reviewed by Maya Phillips
In the nineteenth century, physician J. Marion Sims, known as the “the father of modern gynecology,” pioneered new surgical tools and techniques in the field by experimenting on enslaved women, usually without anesthesia. In Anarcha Speaks: A History in Poems, selected by Tyehimba Jess as a winner of the National Poetry Series, Dominique Christina tells the story of Anarcha, one of Sims’s most frequent test subjects, in a series of narrative poems written almost entirely in her voice. These poems are so grounded in their sonic elements—consonance, assonance, alliteration, and rhyme—that even in their most gruesome moments, they read like songs. We watch the scenes of Anarcha’s life pass by in explicit detail, as when she is raped by her master: “his whiskers / chafe my cheek / splinter my back”—and realizes she’s pregnant with his child: “when he left / seem like he stayed / like i kept / some of it.” Christina’s words run together, frequently without capitalization or punctuation, giving the sense that this text is, as a whole, a run-on sentence capturing not just one black woman’s story but the larger history of injustices related to black bodies. The persona work is most dynamic in its second section, when the perspective jumps from Anarcha to Sims in paired poems that depict the same situation through their wildly different perspectives. The book’s most horrifying moments are the ones when we see Anarcha through the doctor’s eyes, as “the cougar-eyed gal / Split clean from end to end,” and we, too, look at Anarcha with probing intimacy: “She is open all over. / Her upflung hips, everything unhinged.” Anarcha Speaks aims, and succeeds, at presenting a history that mustn’t be forgotten: “Every time you see a black girl bleeding / Think: Progress.”

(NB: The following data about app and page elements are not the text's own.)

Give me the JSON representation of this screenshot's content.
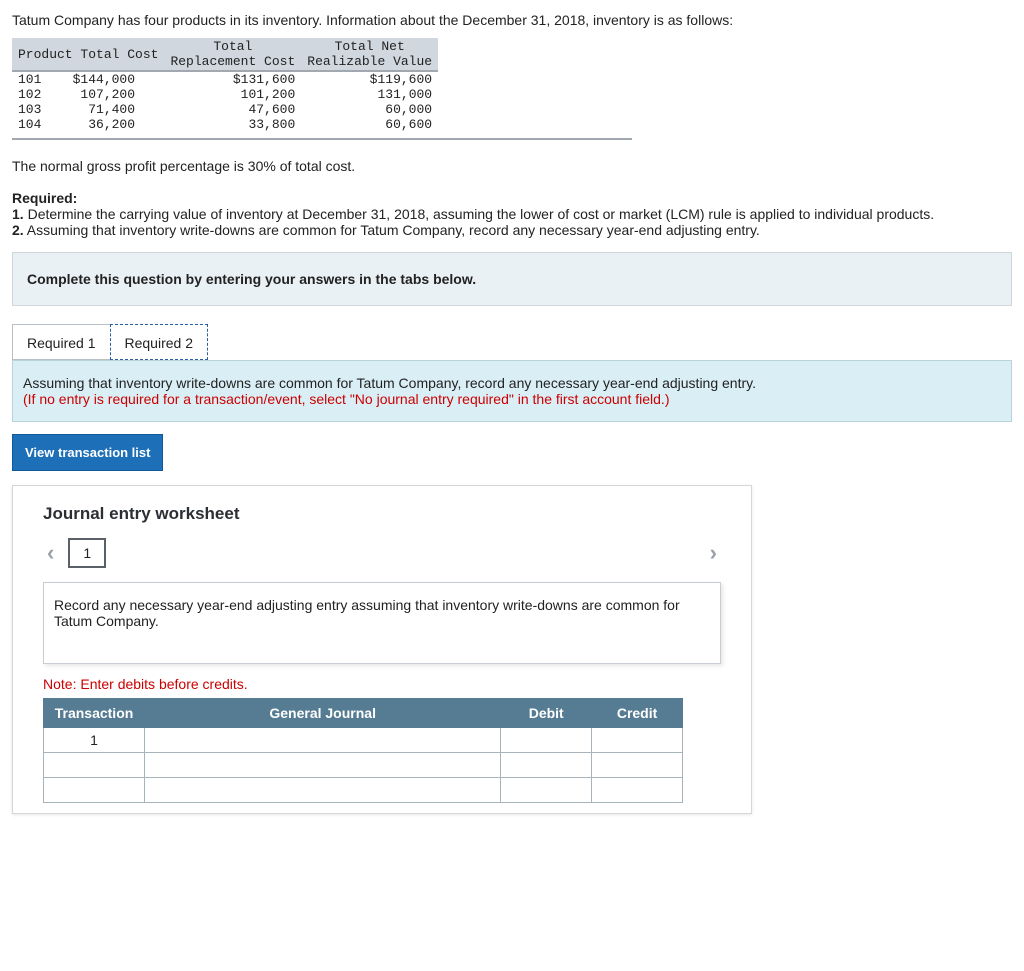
{
  "intro": "Tatum Company has four products in its inventory. Information about the December 31, 2018, inventory is as follows:",
  "table": {
    "headers": {
      "product": "Product",
      "cost": "Total Cost",
      "replacement": "Total\nReplacement Cost",
      "nrv": "Total Net\nRealizable Value"
    },
    "rows": [
      {
        "product": "101",
        "cost": "$144,000",
        "replacement": "$131,600",
        "nrv": "$119,600"
      },
      {
        "product": "102",
        "cost": "107,200",
        "replacement": "101,200",
        "nrv": "131,000"
      },
      {
        "product": "103",
        "cost": "71,400",
        "replacement": "47,600",
        "nrv": "60,000"
      },
      {
        "product": "104",
        "cost": "36,200",
        "replacement": "33,800",
        "nrv": "60,600"
      }
    ]
  },
  "gross_profit_note": "The normal gross profit percentage is 30% of total cost.",
  "required": {
    "heading": "Required:",
    "item1": "1. Determine the carrying value of inventory at December 31, 2018, assuming the lower of cost or market (LCM) rule is applied to individual products.",
    "item2": "2. Assuming that inventory write-downs are common for Tatum Company, record any necessary year-end adjusting entry."
  },
  "instruction_box": "Complete this question by entering your answers in the tabs below.",
  "tabs": {
    "tab1": "Required 1",
    "tab2": "Required 2"
  },
  "tab2_content": {
    "line1": "Assuming that inventory write-downs are common for Tatum Company, record any necessary year-end adjusting entry.",
    "line2": "(If no entry is required for a transaction/event, select \"No journal entry required\" in the first account field.)"
  },
  "view_transaction_btn": "View transaction list",
  "worksheet": {
    "title": "Journal entry worksheet",
    "step": "1",
    "prompt": "Record any necessary year-end adjusting entry assuming that inventory write-downs are common for Tatum Company.",
    "note": "Note: Enter debits before credits.",
    "headers": {
      "transaction": "Transaction",
      "general_journal": "General Journal",
      "debit": "Debit",
      "credit": "Credit"
    },
    "first_transaction": "1"
  }
}
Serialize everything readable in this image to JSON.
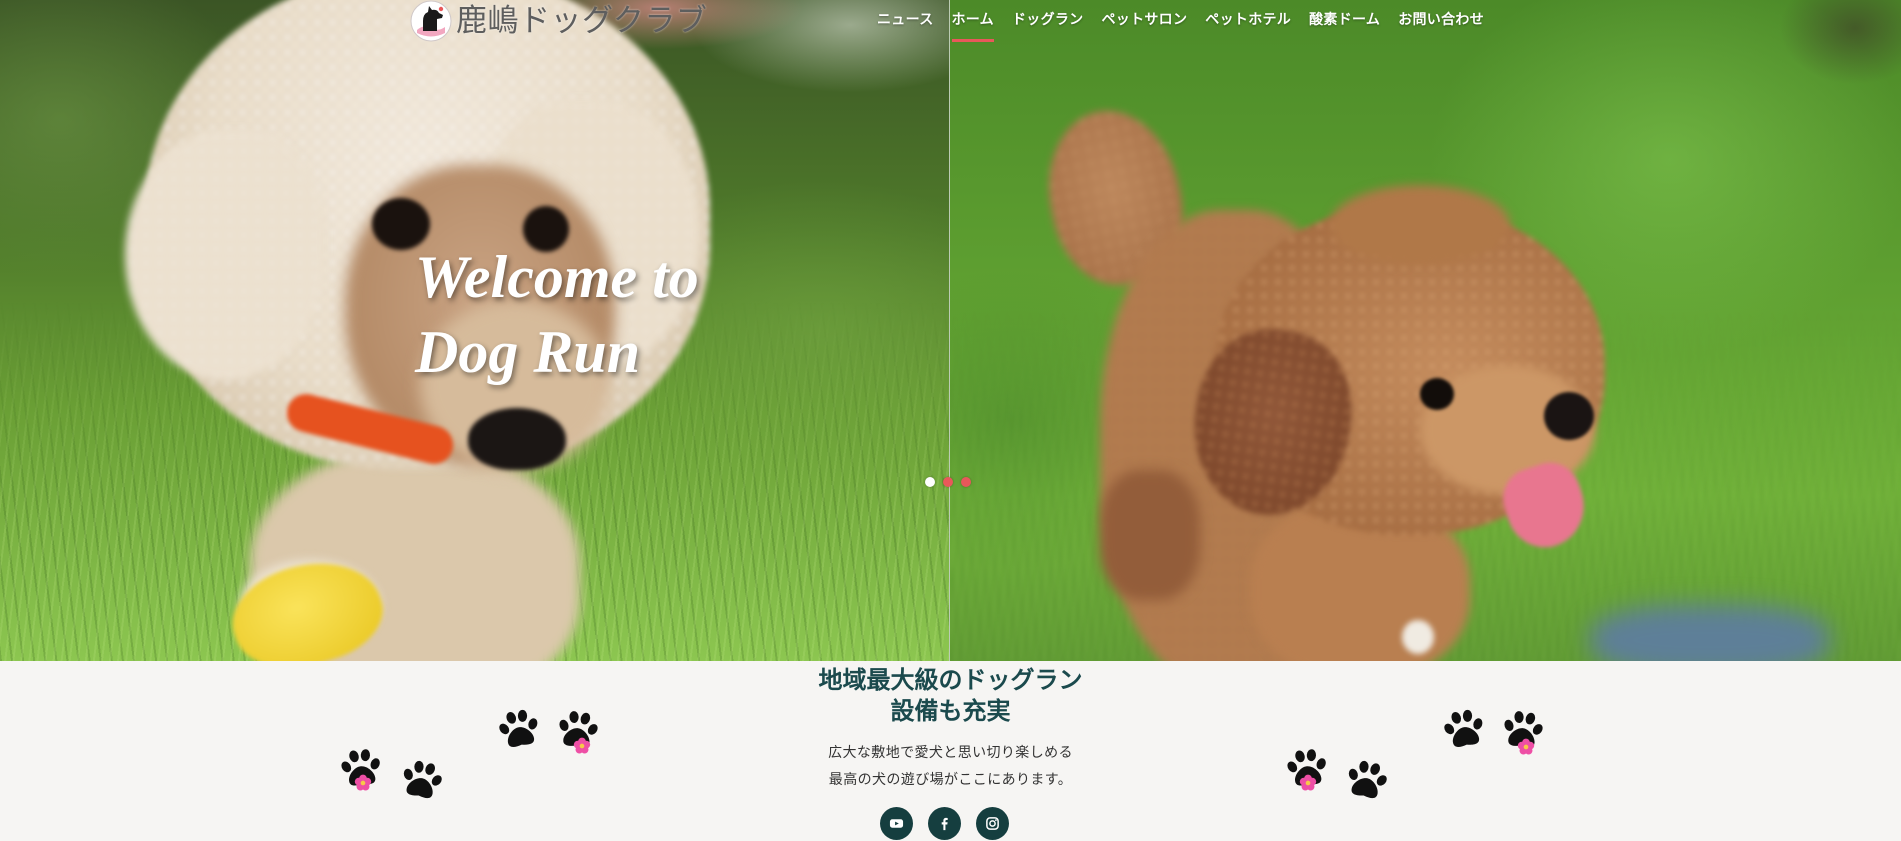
{
  "logo": {
    "text": "鹿嶋ドッグクラブ",
    "icon": "dog-logo-icon"
  },
  "nav": {
    "active_index": 1,
    "items": [
      {
        "label": "ニュース"
      },
      {
        "label": "ホーム"
      },
      {
        "label": "ドッグラン"
      },
      {
        "label": "ペットサロン"
      },
      {
        "label": "ペットホテル"
      },
      {
        "label": "酸素ドーム"
      },
      {
        "label": "お問い合わせ"
      }
    ]
  },
  "hero": {
    "title_line1": "Welcome to",
    "title_line2": "Dog Run",
    "slides": {
      "count": 3,
      "active_index": 0
    }
  },
  "intro": {
    "heading_line1": "地域最大級のドッグラン",
    "heading_line2": "設備も充実",
    "text_line1": "広大な敷地で愛犬と思い切り楽しめる",
    "text_line2": "最高の犬の遊び場がここにあります。"
  },
  "social": [
    {
      "icon": "youtube-icon"
    },
    {
      "icon": "facebook-icon"
    },
    {
      "icon": "instagram-icon"
    }
  ],
  "decor": {
    "paw_icon": "paw-print-icon",
    "flower_icon": "flower-icon"
  },
  "colors": {
    "accent": "#e8585a",
    "heading": "#1b4a4d",
    "social_bg": "#153e3f",
    "section_bg": "#f6f5f3",
    "nav_text": "#ffffff",
    "logo_text": "#5e5e5e"
  }
}
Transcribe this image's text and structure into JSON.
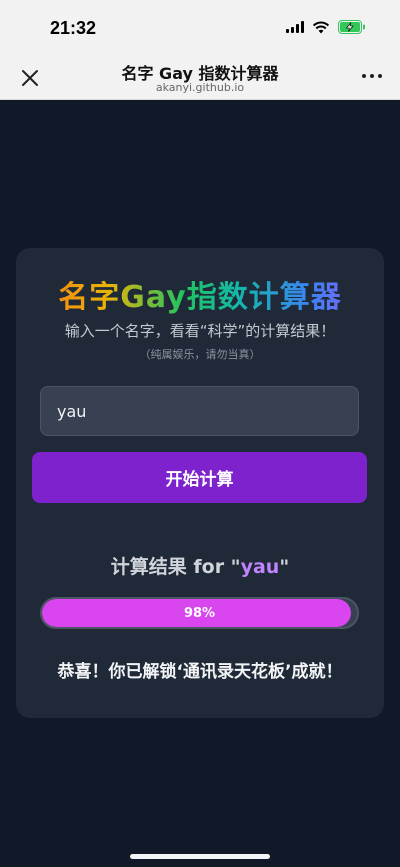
{
  "status_bar": {
    "time": "21:32",
    "icons": [
      "signal-icon",
      "wifi-icon",
      "battery-charging-icon"
    ],
    "battery_color": "#34c759"
  },
  "nav": {
    "title": "名字 Gay 指数计算器",
    "url": "akanyi.github.io",
    "icons": [
      "close-icon",
      "more-icon"
    ]
  },
  "card": {
    "title": "名字Gay指数计算器",
    "subtitle": "输入一个名字，看看“科学”的计算结果！",
    "note": "（纯属娱乐，请勿当真）",
    "input_value": "yau",
    "button_label": "开始计算"
  },
  "result": {
    "title_prefix": "计算结果 for \"",
    "name": "yau",
    "title_suffix": "\"",
    "percent": 98,
    "percent_label": "98%",
    "message": "恭喜！你已解锁‘通讯录天花板’成就！"
  },
  "colors": {
    "background": "#111827",
    "card": "#1f2937",
    "button": "#7e22ce",
    "progress_fill": "#d946ef",
    "result_name": "#c084fc"
  }
}
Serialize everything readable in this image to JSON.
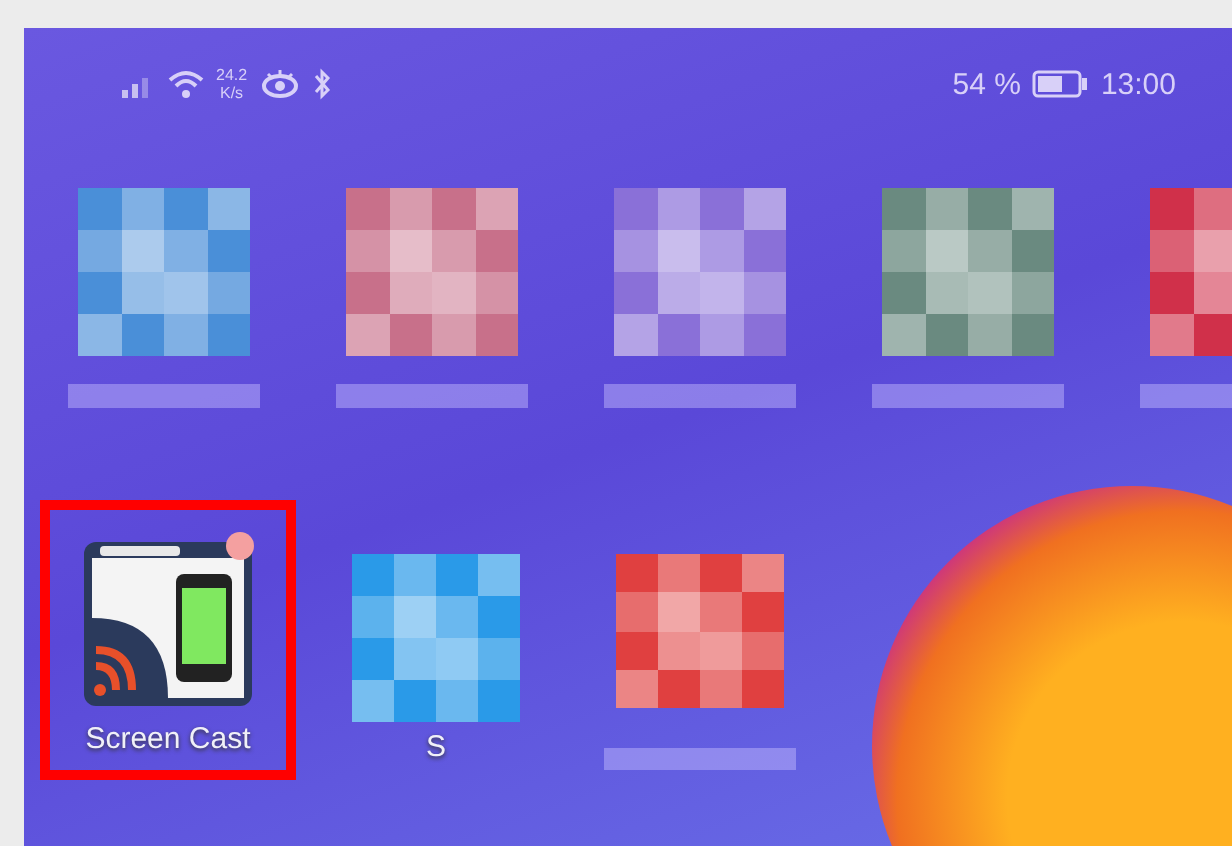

This review originally appeared in American Poets, Fall-Winter 2018.